It is no lily, but it does live on the banks of the Nile River. Lily of the Nile, Agapanthus africanus, endures both long dry summers and winter flooding. While inundated, it clings to the silty soil with a sturdy network of rubbery roots. Densely mounding foliage regenerates as floodwater recedes. If conditions get exceptionally warm and dry, foliage may eventually shrivel after midsummer bloom.
Home gardens are certainly more hospitable than the floodplains of the Nile River. The luxuriant foliage of lily of the Nile is evergreen locally, even if irrigation is minimal. The rubbery leaves get as long as two feet, arching outward from basal rosettes. New foliage obscures deteriorating old foliage. Plants that get too congested to bloom well might benefit from division of individual rosettes.

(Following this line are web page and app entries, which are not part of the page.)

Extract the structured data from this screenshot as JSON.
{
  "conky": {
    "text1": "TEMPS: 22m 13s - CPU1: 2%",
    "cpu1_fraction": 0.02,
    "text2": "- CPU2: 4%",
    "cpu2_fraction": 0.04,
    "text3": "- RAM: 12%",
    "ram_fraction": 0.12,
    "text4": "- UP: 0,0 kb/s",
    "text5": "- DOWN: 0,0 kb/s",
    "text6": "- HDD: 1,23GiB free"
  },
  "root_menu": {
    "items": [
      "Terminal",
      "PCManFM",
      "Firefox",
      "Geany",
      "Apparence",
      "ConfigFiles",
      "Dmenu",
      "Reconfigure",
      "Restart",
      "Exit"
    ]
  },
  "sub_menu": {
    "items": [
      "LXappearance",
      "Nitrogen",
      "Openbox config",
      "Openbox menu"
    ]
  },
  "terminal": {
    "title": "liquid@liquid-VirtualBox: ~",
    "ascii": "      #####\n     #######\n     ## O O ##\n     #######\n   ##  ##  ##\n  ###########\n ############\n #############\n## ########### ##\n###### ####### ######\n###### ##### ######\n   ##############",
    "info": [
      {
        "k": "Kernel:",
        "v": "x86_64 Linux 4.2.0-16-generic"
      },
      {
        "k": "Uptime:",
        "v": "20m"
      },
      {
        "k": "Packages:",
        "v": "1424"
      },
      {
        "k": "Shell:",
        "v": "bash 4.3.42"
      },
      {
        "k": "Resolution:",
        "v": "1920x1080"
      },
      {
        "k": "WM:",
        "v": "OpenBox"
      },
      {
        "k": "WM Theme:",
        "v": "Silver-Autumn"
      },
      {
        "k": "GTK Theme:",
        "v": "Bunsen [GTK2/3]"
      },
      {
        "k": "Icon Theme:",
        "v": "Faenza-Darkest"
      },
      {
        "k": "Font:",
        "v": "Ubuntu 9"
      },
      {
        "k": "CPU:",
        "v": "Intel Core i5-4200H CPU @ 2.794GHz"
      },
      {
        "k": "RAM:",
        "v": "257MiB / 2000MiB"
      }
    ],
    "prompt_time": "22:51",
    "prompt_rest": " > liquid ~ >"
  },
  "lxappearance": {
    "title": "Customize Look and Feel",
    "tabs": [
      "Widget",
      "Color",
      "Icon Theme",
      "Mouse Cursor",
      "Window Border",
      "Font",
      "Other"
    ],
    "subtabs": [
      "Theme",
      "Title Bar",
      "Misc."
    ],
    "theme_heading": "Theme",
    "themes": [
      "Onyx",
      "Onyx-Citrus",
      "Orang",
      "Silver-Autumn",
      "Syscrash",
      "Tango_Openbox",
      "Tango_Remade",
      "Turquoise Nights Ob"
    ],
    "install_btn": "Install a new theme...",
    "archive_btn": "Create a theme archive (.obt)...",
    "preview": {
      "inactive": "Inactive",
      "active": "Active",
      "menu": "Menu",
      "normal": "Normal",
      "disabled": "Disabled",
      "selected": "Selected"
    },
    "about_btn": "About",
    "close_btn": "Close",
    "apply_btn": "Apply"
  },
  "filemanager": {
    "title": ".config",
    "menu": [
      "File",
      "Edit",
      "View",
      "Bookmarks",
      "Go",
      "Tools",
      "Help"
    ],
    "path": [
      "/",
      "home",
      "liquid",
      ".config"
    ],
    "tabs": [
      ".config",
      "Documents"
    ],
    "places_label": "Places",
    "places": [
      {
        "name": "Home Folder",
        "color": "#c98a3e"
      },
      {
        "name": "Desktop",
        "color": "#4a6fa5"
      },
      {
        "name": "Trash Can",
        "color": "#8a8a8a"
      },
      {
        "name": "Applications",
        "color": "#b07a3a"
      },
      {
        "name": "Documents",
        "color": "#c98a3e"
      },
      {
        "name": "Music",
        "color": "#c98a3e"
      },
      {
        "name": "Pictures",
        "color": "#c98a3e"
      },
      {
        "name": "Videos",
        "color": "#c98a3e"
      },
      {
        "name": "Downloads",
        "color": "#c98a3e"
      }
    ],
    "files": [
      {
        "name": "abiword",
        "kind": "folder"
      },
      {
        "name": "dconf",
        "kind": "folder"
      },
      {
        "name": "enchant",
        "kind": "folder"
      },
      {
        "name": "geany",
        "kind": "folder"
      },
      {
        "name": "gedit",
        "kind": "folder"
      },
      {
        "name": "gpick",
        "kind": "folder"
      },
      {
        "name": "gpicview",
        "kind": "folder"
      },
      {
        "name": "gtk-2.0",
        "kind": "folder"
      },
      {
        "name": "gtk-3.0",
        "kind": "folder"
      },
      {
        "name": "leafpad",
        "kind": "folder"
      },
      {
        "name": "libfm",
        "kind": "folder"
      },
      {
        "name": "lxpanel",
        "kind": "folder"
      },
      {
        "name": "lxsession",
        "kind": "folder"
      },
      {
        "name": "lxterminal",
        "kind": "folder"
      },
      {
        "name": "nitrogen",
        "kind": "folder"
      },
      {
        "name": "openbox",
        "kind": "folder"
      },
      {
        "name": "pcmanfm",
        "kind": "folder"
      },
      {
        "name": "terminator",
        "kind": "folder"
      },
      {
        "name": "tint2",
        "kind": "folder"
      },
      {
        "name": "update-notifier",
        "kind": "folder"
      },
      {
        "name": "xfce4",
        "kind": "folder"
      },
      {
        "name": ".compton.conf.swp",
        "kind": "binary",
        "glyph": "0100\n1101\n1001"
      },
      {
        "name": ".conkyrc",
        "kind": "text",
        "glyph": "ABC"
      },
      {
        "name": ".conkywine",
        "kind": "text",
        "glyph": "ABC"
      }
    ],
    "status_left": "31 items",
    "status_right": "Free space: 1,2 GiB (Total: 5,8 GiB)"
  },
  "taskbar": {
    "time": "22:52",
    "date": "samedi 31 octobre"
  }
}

Lily of the Nile blooms around Independence Day, with round floral trusses that resemble exploding fireworks. Each blue or white bloom stands about two to four feet high, on slim and bare stems. Individual florets are small and tubular. ‘Storm Cloud’ blooms with darker blue or purple. Agapanthus orientalis may exhibit bigger blooms and coarser foliage. ‘Peter Pan’ stays low and compact.